Different Types of Healthcare Provider Contracts
As a healthcare provider, it’s important to weigh your options when considering provider contracts for health care services. Not all provider contracts are created equal—major differences in their payment systems can significantly affect your revenue, the overall success of your facility, and even patient outcomes.
Each contract has its own nuances and unique stipulations and must be considered in an independent context before signing with a specific healthcare contract management system. With that being said, there are two general types of healthcare provider contracts for health care services you should be familiar with: fee for service and predetermined per-person payments.
To help you find the system that best suits your needs, this simple guide breaks down the pros and cons of all types of healthcare provider contracts.
Fee For Service
In a fee for service model, healthcare providers are paid via invoices for services rendered. In this system, each service’s cost is charged to the patient and their insurer by the provider. Different services carry different price tags. In some fee for service cases, providers may charge patients on a sliding scale according to their income level.
Pros of Fee For Service Contracts
- More tests and services for patients – Because physicians are paid for every service they administer at a healthcare facility, they are more likely to offer their patients a wide range of care. The fee for service model incentivizes physicians to try all available treatments, leading to better patient outcomes.
- Chance of higher revenue for providers – Medical services vary significantly in cost, and patients’ need for treatment also varies over time. It is likely that, in certain periods, a health care provider will see many patients who require many different high-cost treatments. When the health care provider sends all of those invoices to the payor, they are likely to generate more revenue.

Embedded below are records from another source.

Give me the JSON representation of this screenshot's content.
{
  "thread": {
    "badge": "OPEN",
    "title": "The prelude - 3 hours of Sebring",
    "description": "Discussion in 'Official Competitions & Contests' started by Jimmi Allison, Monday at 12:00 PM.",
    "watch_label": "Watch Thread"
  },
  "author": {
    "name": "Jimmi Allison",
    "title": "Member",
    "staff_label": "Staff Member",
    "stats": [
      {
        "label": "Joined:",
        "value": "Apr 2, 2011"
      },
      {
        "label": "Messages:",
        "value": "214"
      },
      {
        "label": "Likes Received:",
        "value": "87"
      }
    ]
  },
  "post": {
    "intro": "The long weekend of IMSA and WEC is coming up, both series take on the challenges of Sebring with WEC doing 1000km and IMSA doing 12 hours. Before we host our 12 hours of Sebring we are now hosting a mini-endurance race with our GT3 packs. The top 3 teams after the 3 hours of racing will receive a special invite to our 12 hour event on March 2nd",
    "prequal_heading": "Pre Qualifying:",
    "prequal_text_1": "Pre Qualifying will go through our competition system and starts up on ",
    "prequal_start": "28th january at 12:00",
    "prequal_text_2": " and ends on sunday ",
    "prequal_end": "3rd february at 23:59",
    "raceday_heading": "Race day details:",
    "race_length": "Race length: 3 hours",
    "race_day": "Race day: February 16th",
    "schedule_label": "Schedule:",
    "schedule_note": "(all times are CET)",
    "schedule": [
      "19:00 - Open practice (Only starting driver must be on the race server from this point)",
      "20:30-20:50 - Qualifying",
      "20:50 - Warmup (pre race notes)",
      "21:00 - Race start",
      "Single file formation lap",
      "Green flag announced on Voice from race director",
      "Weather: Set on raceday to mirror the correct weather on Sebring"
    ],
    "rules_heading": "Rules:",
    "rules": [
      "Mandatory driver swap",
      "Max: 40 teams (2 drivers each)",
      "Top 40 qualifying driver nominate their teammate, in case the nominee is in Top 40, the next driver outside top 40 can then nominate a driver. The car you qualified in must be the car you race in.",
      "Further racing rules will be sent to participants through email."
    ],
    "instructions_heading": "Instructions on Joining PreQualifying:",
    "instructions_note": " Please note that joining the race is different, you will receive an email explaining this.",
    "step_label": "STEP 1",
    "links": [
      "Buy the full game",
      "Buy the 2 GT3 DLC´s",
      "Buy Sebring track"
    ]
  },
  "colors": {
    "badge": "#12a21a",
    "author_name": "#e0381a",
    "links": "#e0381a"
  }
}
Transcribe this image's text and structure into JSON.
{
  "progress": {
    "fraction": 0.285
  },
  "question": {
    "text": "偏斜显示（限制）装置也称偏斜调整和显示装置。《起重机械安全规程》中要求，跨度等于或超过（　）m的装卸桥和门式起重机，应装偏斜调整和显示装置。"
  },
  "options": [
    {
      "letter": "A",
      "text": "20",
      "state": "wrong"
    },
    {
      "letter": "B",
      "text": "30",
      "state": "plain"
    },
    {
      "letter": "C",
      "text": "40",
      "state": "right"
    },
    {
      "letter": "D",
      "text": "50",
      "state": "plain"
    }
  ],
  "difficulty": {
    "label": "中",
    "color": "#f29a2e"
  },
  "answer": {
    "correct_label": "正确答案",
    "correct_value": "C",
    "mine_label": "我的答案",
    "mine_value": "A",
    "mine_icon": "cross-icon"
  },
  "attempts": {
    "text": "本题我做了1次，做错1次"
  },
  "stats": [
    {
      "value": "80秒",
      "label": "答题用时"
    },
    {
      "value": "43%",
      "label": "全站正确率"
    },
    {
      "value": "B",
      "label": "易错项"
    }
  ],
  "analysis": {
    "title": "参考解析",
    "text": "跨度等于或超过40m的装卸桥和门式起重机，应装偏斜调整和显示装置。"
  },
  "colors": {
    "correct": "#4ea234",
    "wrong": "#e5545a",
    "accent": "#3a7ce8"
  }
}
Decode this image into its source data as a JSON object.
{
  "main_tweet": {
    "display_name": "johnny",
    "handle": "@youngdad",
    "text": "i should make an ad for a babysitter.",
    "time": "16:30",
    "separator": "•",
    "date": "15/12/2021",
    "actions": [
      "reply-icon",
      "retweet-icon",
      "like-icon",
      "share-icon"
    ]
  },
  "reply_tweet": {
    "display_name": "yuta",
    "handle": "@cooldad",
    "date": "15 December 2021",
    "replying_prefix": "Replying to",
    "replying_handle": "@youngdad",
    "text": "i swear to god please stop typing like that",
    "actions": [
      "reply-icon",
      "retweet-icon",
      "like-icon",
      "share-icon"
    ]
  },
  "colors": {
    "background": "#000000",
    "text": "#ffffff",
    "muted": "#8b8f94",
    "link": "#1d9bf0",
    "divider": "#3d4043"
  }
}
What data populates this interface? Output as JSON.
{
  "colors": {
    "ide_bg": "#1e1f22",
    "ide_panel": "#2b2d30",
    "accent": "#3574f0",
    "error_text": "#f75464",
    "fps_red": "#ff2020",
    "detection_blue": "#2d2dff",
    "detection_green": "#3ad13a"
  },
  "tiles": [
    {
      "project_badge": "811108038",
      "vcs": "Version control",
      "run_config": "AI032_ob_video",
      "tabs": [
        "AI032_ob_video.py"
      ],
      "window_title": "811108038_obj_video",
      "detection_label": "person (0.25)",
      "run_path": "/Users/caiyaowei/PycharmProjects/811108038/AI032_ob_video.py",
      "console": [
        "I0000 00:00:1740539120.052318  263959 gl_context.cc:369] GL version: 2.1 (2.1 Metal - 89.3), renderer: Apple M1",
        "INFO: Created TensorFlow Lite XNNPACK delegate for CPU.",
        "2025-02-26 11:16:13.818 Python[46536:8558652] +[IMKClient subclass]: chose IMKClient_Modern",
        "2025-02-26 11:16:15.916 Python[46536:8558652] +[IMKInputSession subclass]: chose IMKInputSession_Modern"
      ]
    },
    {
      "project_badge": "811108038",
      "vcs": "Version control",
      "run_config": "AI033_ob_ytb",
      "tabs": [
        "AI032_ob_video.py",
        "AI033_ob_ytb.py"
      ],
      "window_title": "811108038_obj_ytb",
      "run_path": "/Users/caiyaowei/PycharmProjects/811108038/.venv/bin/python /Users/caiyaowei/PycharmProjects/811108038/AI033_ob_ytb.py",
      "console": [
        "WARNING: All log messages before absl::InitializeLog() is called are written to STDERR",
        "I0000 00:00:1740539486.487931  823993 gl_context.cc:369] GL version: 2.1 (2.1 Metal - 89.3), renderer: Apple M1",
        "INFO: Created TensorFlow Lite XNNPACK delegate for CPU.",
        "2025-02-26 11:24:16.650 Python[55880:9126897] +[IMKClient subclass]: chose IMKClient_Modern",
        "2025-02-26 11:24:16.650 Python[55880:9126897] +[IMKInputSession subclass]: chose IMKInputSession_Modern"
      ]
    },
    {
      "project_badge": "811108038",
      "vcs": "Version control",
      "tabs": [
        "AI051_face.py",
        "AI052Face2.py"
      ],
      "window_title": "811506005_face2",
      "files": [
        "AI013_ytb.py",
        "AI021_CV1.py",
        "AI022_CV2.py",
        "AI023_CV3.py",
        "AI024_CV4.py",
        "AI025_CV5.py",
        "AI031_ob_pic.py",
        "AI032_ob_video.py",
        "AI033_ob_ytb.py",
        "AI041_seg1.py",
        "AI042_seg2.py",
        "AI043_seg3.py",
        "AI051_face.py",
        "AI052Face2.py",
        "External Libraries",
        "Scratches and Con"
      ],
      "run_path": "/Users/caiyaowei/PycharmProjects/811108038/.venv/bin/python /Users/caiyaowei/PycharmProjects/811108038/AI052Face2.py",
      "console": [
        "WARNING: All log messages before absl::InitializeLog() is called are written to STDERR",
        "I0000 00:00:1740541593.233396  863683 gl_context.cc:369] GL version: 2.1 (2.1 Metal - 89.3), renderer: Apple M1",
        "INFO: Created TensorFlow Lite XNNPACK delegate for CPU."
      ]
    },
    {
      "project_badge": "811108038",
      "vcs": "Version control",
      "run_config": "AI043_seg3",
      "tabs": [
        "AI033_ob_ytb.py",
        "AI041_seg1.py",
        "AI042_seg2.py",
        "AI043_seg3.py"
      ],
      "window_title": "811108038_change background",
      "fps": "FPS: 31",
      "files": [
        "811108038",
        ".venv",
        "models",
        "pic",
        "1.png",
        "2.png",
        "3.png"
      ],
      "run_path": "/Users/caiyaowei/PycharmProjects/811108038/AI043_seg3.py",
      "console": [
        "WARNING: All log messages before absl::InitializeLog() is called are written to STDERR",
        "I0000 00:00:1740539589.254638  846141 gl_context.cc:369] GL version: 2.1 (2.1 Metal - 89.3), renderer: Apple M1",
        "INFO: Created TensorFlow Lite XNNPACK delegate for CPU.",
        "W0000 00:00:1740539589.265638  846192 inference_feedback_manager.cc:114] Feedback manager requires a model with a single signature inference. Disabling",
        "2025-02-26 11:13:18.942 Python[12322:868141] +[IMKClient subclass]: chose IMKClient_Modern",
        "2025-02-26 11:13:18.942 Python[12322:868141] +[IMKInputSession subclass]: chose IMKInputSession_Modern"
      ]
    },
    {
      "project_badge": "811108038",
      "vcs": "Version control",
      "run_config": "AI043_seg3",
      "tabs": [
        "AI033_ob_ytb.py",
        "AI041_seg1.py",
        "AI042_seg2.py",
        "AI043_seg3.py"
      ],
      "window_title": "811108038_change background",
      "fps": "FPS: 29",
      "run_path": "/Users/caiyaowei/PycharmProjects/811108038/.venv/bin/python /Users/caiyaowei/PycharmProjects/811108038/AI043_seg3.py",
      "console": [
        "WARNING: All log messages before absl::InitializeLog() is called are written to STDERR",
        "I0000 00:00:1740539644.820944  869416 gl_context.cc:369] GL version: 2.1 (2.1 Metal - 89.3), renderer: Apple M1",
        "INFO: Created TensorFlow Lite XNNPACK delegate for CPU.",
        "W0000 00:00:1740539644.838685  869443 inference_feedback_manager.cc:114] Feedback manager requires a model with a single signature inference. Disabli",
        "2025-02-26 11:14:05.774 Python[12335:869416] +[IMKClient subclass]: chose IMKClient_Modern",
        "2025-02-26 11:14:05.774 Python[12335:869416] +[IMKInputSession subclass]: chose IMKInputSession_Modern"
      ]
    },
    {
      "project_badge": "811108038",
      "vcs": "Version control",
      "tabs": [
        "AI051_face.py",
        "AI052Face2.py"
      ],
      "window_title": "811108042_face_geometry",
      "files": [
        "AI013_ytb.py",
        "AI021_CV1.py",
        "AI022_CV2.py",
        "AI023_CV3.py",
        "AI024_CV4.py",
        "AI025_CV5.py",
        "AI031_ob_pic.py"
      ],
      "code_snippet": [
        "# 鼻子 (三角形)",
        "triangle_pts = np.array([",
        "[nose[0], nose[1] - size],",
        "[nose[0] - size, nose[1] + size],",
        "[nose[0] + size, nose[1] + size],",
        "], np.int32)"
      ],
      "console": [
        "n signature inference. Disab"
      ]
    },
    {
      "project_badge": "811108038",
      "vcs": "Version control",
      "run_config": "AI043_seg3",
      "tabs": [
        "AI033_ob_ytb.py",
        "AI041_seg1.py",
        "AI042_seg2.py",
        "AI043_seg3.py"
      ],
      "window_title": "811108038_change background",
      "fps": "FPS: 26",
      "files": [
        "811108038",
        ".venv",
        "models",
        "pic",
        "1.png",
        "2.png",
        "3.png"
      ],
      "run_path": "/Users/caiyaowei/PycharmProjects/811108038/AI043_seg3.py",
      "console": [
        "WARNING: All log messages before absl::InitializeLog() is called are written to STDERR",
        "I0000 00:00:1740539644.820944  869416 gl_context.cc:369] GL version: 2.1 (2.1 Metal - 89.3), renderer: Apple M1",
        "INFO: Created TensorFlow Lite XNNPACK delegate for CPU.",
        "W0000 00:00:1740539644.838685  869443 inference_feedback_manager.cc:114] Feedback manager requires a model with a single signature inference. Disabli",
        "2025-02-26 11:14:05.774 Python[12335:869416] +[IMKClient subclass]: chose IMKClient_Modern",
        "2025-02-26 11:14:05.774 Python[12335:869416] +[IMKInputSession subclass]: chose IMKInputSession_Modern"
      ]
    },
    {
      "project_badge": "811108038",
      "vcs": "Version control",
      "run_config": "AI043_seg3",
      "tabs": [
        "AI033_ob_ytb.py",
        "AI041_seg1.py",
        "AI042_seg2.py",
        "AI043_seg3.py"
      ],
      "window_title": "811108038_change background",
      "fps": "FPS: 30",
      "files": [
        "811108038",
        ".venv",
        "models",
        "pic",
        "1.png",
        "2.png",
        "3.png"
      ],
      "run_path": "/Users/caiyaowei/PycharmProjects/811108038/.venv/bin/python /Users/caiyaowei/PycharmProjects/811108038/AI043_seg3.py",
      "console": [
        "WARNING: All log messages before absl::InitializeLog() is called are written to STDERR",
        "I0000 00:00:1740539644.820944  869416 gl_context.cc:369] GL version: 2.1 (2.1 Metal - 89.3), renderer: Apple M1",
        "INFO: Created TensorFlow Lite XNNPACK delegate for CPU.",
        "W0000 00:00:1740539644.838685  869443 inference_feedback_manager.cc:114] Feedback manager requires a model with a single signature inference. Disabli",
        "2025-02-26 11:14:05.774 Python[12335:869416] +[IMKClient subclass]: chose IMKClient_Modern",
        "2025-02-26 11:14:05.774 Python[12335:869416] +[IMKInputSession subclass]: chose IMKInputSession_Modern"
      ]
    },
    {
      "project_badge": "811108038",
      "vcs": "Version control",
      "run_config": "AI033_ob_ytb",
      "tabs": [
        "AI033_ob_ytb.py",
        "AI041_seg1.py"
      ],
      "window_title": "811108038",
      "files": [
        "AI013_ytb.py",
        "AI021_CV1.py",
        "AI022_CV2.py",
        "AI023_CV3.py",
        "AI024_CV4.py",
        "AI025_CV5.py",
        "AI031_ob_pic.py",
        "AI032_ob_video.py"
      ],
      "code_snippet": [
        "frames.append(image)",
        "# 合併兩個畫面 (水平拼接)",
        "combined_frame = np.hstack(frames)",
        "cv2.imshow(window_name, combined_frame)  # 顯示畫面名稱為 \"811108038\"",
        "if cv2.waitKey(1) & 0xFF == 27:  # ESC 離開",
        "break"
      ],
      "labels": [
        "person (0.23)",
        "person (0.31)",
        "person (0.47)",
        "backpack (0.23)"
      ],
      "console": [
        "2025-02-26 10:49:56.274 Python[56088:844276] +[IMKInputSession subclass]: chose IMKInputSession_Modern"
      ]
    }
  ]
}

Cons of Fee For Service Contracts
- Uncertainty in revenue – For the same reason that fee for service contracts may lead to higher revenue at times, they can also contribute to unpredictability. The provider’s revenue is entirely dependent on how many patients they see and how many services they administer. It’s impossible to predict with 100% accuracy how much revenue the provider will generate. In other words, provider income is not guaranteed.
- Risk of cost overruns – More patients than expected may require care in a certain period, which will lead to more money being spent by the payor to cover the costs of services. The risk of cost overruns is entirely on the payor, as the provider is incentivized to charge for as many treatments as possible. This is a con of the fee for service model from the perspective of payors, making them less likely to employ it in their contracts.
Predetermined Per-Person Payments
In a predetermined per-person payment model, providers receive a set payment for each person assigned to their care, regardless of whether or not those patients seek medical services. This system may also be referred to as a capitation model.
For example, a physician may be paid $50 per month for each of the 100 people under their care ($5000). If the physician only sees 30 of their patients in January, they will still be paid $5000 for that month.
Pros of Predetermined Per-Person Payments
- Financial certainty – For both providers and payors, predetermined per-person payments lead to a greater degree of predictability. The provider knows exactly how much they can expect to be paid every month, and the payor is not fully at risk of cost overruns as with a fee for service model.
- Easier budgeting for patients – Because costs are not tied to the specific services rendered, patients can seek medical treatment from their physicians with the confidence of knowing their expenses will not greatly fluctuate based on the kind of care they need.
Cons of Predetermined Per-Person Payments
- Not being compensated for expensive treatments – At certain times, some patients may require lots of expensive treatments. Under a fee for service model, this would lead to much higher revenue for the provider. In a predetermined per-person payment model, when more patients than predicted fall sick and need care, providers are not compensated for that extra work.
- Quantity over quality – Capitation payment models have been criticized for prioritizing quantity over quality of healthcare. Providers are incentivized to add more patients to their coverage, rather than to deliver the best medical treatments. Capitation has led some providers to “cherry pick” healthy patients, because unhealthy patients require more resources and services whose costs cannot be recouped in extra payment.
Choosing the Right Type of Healthcare Provider Contract for You
Fee for service and predetermined per-person payment models have benefits and drawbacks that must be balanced before agreeing to a provider contract management system. Plus, the payment model is only one aspect of this dense and complex business agreement.
Fortunately, third-party contract management firms like PayrHealth help guide providers toward contracts best suited to their needs. With PayrHealth, you can rest assured that your provider contracts will result in higher revenue. PayrHealth also monitors your contracts after you sign, notifies you of any changes, analyzes your data, and creates valuable insights about your organization’s growth.
For providers both big and small, PayrHealth is the managed care contracting solution across all 50 states.
If you have any contracting questions, get in touch with PayrHealth today.
Diffen. Capitation vs. Fee For Service. https://www.diffen.com/difference/Capitation_vs_Fee_For_Service
Houston Chronicle. Participating Provider Agreement. https://smallbusiness.chron.com/participating-provider-agreement-81128.html
Canopy Health. The Difference Between Fee-for-Service and Capitation. https://www.canopyhealth.com/en/brokers/articles/the-difference-between-fee-for-service-and-capitation.html